→ EXERCISE
Lines from the records below that contain the word "description" are to be copied out.

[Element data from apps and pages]
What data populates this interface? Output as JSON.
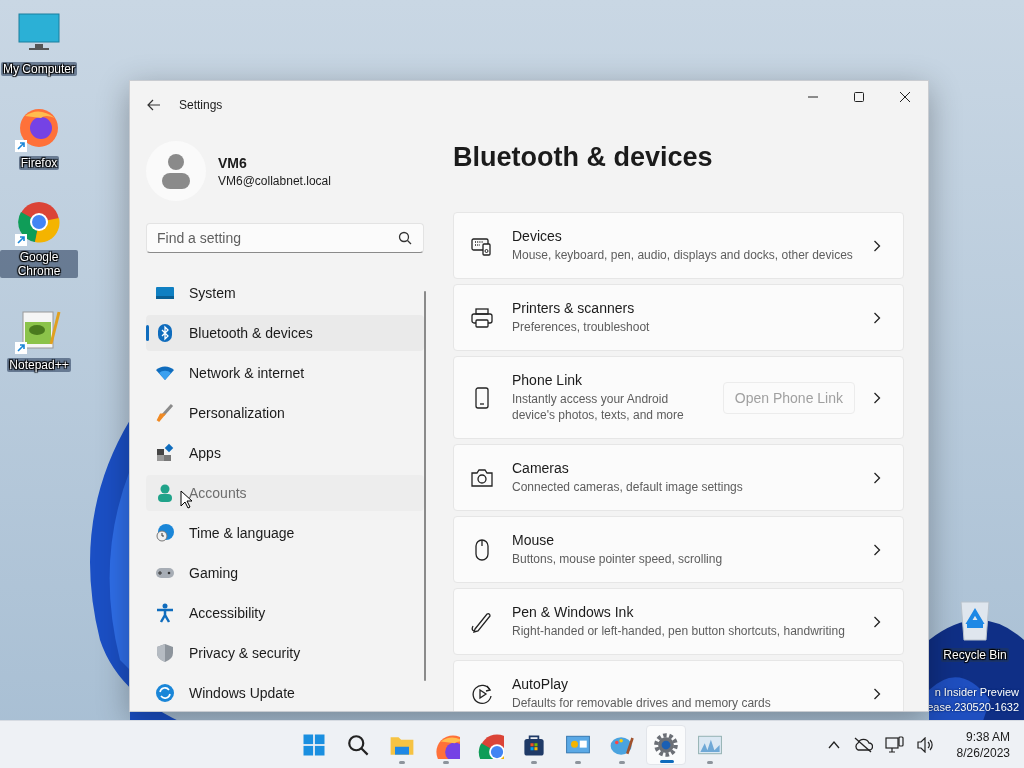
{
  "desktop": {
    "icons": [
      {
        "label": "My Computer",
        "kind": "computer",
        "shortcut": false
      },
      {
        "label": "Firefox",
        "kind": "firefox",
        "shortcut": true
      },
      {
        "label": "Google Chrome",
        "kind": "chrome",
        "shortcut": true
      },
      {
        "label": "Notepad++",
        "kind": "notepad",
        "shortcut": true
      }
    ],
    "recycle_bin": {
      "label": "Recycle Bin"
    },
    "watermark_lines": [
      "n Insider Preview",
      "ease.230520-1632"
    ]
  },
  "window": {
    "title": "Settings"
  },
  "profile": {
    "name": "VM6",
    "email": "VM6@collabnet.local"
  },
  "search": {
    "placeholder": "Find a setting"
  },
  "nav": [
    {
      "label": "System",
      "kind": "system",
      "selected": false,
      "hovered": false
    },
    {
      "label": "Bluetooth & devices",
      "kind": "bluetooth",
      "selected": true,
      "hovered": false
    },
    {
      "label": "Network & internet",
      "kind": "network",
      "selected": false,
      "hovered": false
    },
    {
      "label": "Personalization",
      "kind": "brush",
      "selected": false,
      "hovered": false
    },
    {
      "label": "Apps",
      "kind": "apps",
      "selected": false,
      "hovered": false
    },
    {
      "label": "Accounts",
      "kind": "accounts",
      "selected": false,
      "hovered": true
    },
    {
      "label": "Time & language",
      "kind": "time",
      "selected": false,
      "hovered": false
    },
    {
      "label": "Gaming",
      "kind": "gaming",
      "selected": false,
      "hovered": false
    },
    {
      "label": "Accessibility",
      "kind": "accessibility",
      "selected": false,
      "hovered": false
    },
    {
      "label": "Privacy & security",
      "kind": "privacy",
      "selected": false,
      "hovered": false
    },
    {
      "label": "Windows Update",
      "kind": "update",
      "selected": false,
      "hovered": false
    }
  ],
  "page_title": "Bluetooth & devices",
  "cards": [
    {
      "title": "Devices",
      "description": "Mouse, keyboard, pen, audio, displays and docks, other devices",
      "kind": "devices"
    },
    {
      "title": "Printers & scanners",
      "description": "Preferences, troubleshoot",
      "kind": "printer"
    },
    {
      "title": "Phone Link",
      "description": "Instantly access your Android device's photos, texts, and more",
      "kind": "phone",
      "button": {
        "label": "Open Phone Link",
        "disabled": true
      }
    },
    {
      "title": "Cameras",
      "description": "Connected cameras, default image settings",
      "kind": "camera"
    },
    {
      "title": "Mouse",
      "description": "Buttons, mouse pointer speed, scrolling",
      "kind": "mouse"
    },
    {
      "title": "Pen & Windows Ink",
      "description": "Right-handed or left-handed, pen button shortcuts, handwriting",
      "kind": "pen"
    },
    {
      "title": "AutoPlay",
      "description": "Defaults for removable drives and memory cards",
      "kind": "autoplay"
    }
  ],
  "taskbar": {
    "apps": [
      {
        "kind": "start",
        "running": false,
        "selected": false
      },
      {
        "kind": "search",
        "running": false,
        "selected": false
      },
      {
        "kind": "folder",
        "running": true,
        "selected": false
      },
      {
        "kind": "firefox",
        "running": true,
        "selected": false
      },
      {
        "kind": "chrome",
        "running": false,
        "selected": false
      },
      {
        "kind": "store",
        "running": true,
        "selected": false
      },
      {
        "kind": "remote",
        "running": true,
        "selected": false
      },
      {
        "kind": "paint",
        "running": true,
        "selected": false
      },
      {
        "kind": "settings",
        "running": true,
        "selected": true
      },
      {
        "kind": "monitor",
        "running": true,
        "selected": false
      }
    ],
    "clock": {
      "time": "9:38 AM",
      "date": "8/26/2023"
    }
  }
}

→ ANSWER TO THIS PROBLEM
      "description": "Mouse, keyboard, pen, audio, displays and docks, other devices",
      "description": "Preferences, troubleshoot",
      "description": "Instantly access your Android device's photos, texts, and more",
      "description": "Connected cameras, default image settings",
      "description": "Buttons, mouse pointer speed, scrolling",
      "description": "Right-handed or left-handed, pen button shortcuts, handwriting",
      "description": "Defaults for removable drives and memory cards",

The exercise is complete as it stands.